The goal of this study was to identify histomorphologic characteristics of atherosclerotic plaques and to determine the amenability of some of these components to be used as markers for invasive and noninvasive imaging.
Rupture of the atherosclerotic plaques is responsible for the majority of acute coronary events, and the culprit lesions demonstrate distinct histopathologic features. It has been tacitly believed that plaque rupture (PR) is associated with angiographically minimally occlusive lesions.
We obtained 295 coronary atherosclerotic plaques, including stable (fibroatheroma [FA]; n = 105), vulnerable (thin-cap fibroatheroma [TCFA]; n = 88), and disrupted plaques (plaque rupture [PR]; n = 102) from the hearts of 181 men and 32 women who had died suddenly. The hierarchical importance of fibrous cap thickness, percent luminal stenosis, macrophage area, necrotic core area, and calcified plaque area was evaluated by using recursive partitioning analysis. Because clinical assessment of fibrous cap thickness is not possible by noninvasive imaging, it was excluded from the second set of partitioning analysis.
Thickness of the fibrous cap emerged as the best discriminator of plaque type; the cap thickness measured <55 μm in ruptured plaques, and all FA were associated with >84-μm cap thickness.

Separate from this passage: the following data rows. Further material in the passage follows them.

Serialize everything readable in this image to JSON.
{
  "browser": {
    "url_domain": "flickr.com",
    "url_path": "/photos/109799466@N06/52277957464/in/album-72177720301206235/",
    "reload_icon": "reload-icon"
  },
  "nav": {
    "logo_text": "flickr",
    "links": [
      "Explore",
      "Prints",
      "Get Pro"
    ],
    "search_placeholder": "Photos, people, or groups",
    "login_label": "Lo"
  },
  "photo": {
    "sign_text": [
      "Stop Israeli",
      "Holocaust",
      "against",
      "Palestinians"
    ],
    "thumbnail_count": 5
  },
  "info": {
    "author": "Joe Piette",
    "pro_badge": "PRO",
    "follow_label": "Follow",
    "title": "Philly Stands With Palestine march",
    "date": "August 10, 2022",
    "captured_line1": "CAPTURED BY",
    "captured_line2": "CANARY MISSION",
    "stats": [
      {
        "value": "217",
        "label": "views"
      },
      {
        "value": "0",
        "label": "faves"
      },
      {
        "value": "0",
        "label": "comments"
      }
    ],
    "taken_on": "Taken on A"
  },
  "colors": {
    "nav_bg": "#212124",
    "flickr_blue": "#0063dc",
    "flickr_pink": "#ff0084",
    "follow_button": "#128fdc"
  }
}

Although the majority of TCFA were found in the 54- to 84-μm thickness group, those with <54-μm thickness were more likely to show <74% luminal stenosis (area under the curve: FA, 1.0; TCFA, 0.89; PR, 0.90). After exclusion of cap thickness, analysis of the plaque characteristics revealed macrophage infiltration and necrotic core to be the 2 best discriminators of plaque types (area under the curve: FA, 0.82; TCFA, 0.58; PR, 0.72). More than 75% cross-section area stenosis was seen in 70% of PR and 40% of TCFA; only 5% PR and 10% TCFA were <50% narrowed.
This postmortem study defines histomorphologic characteristics of vulnerable plaques, which may help develop imaging strategies for identification of such plaques in patients at a high risk of sustaining acute coronary events.